■ What the task requires
Output exactly the lines from the one with "Read all visible content and emit it as JSON." to the close of the records below, first and last included.

[App and web page records]
--- START ---

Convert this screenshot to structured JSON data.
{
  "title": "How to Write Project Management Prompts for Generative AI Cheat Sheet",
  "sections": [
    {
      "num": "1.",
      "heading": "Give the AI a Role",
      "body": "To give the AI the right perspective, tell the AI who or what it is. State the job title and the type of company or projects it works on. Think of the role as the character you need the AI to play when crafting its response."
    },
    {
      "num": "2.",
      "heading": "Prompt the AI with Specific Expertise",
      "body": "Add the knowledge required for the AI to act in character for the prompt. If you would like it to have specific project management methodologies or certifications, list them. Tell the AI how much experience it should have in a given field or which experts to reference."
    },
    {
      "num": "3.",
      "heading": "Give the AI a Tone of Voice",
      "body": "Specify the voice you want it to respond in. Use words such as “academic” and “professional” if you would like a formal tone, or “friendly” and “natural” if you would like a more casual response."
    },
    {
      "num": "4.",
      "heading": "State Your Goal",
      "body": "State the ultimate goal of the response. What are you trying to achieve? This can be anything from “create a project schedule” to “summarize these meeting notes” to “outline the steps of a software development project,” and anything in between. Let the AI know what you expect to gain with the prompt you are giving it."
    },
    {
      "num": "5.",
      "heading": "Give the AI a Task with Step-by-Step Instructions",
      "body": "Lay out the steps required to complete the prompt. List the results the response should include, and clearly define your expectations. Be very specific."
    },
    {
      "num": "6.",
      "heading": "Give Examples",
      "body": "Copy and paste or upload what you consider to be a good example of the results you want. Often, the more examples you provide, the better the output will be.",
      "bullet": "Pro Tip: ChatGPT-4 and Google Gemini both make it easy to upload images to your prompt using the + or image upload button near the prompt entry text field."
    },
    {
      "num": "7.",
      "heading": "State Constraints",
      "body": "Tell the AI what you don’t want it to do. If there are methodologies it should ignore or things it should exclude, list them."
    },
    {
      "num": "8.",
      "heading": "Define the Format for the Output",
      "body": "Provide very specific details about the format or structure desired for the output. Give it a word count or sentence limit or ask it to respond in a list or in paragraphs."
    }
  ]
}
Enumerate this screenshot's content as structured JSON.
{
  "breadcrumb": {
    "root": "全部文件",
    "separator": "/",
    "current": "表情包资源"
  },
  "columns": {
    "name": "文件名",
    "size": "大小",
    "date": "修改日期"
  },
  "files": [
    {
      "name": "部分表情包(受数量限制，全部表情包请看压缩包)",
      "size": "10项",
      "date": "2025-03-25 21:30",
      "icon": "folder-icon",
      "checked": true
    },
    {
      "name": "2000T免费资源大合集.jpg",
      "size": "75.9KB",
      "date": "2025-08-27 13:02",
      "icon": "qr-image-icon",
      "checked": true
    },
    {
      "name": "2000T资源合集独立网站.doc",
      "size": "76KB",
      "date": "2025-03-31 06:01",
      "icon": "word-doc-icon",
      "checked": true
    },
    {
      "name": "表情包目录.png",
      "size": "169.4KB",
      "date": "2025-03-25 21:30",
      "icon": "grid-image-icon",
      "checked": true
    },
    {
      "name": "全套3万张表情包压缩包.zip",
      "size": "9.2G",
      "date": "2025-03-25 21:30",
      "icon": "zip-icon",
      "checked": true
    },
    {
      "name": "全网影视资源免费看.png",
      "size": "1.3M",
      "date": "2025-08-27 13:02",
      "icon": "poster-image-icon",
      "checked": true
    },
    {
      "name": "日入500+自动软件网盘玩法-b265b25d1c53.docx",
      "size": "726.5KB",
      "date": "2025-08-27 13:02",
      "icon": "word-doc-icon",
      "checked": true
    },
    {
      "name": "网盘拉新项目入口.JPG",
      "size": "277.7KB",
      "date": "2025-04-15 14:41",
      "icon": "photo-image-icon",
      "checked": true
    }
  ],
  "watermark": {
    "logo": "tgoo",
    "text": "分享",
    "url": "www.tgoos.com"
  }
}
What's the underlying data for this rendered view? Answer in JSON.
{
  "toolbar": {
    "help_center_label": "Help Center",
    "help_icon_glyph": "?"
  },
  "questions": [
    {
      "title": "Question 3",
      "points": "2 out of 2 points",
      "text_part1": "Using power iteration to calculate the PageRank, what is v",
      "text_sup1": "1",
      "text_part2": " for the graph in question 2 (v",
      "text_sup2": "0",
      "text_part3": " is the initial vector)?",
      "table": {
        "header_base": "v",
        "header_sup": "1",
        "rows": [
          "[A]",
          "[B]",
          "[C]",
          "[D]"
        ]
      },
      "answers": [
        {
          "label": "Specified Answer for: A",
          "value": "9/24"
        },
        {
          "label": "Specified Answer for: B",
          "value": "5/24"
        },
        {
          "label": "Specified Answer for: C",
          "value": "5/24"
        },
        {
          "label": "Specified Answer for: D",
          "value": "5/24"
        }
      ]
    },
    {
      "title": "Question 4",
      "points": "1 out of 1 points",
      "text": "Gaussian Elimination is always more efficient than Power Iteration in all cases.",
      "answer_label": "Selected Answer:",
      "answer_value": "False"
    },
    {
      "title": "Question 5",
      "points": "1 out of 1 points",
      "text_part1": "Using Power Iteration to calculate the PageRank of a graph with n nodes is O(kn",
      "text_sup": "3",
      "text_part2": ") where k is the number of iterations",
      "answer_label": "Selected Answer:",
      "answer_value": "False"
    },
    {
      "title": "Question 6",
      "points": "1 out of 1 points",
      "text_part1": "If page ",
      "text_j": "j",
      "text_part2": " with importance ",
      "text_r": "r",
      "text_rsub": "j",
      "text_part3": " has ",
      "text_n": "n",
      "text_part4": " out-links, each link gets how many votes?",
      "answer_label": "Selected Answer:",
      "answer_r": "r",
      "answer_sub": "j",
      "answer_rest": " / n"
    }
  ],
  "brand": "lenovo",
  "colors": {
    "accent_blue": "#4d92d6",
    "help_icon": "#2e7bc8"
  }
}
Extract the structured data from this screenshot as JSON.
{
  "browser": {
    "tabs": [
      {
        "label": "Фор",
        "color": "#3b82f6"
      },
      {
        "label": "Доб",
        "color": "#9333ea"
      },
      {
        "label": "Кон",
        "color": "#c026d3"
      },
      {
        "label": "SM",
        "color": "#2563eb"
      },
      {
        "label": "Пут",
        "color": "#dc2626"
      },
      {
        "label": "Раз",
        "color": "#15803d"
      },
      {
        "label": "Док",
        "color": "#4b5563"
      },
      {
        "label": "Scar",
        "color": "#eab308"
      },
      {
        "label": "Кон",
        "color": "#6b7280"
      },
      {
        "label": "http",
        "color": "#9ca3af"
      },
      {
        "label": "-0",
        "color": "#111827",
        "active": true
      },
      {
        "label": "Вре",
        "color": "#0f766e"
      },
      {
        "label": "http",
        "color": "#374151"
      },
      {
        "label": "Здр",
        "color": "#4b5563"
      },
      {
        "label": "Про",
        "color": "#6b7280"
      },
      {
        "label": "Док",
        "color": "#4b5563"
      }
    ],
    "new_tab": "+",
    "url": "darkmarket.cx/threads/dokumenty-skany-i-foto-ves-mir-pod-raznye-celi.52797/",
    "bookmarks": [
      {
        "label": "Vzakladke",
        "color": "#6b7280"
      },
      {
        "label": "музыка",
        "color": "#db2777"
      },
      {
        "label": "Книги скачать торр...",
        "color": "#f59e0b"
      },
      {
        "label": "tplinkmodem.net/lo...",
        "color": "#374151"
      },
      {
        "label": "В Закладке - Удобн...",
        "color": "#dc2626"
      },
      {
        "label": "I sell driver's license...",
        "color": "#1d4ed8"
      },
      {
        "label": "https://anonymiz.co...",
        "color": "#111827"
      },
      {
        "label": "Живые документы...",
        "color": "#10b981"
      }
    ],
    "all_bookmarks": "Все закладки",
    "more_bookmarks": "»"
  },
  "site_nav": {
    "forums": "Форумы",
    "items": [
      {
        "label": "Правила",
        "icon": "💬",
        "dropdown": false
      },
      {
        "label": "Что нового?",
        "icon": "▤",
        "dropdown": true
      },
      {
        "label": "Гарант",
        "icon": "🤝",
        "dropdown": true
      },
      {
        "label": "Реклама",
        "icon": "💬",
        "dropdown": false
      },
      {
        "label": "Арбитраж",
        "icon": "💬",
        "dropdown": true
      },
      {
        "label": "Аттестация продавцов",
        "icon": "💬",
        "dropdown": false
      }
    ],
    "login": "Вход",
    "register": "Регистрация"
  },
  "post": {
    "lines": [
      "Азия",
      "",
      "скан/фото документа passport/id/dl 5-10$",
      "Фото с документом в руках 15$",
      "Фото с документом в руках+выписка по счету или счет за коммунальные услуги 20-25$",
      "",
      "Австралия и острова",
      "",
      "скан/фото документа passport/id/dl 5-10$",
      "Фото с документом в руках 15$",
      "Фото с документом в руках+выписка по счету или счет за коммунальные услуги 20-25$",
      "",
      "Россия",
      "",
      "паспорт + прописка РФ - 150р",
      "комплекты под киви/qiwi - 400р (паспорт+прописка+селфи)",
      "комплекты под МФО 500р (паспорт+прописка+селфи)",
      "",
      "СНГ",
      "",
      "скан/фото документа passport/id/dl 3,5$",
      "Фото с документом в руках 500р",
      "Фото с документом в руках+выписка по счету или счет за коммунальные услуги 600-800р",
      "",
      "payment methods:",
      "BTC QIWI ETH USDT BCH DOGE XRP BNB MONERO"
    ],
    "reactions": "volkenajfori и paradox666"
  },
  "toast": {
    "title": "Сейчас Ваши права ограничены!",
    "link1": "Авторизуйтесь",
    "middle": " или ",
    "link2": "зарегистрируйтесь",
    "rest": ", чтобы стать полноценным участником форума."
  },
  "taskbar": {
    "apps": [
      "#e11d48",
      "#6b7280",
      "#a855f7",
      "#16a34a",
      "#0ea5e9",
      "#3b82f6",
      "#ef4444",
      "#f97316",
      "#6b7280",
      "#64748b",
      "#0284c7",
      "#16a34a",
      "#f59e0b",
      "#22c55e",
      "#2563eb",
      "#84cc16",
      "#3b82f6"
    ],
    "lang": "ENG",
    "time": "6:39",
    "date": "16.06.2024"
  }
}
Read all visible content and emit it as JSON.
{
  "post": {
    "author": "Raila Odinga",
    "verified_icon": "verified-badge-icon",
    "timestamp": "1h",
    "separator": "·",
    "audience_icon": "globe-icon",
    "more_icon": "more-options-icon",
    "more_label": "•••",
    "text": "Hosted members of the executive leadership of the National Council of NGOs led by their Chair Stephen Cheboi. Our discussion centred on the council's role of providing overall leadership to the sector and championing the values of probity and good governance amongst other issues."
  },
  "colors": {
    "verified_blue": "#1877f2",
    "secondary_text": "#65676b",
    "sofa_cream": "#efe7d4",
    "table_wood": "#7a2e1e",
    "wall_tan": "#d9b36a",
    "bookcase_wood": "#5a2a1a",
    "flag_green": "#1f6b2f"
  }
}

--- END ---

■ Solution to this problem
Read all visible content and emit it as JSON.
{
  "post": {
    "author": "Raila Odinga",
    "verified_icon": "verified-badge-icon",
    "timestamp": "1h",
    "separator": "·",
    "audience_icon": "globe-icon",
    "more_icon": "more-options-icon",
    "more_label": "•••",
    "text": "Hosted members of the executive leadership of the National Council of NGOs led by their Chair Stephen Cheboi. Our discussion centred on the council's role of providing overall leadership to the sector and championing the values of probity and good governance amongst other issues."
  },
  "colors": {
    "verified_blue": "#1877f2",
    "secondary_text": "#65676b",
    "sofa_cream": "#efe7d4",
    "table_wood": "#7a2e1e",
    "wall_tan": "#d9b36a",
    "bookcase_wood": "#5a2a1a",
    "flag_green": "#1f6b2f"
  }
}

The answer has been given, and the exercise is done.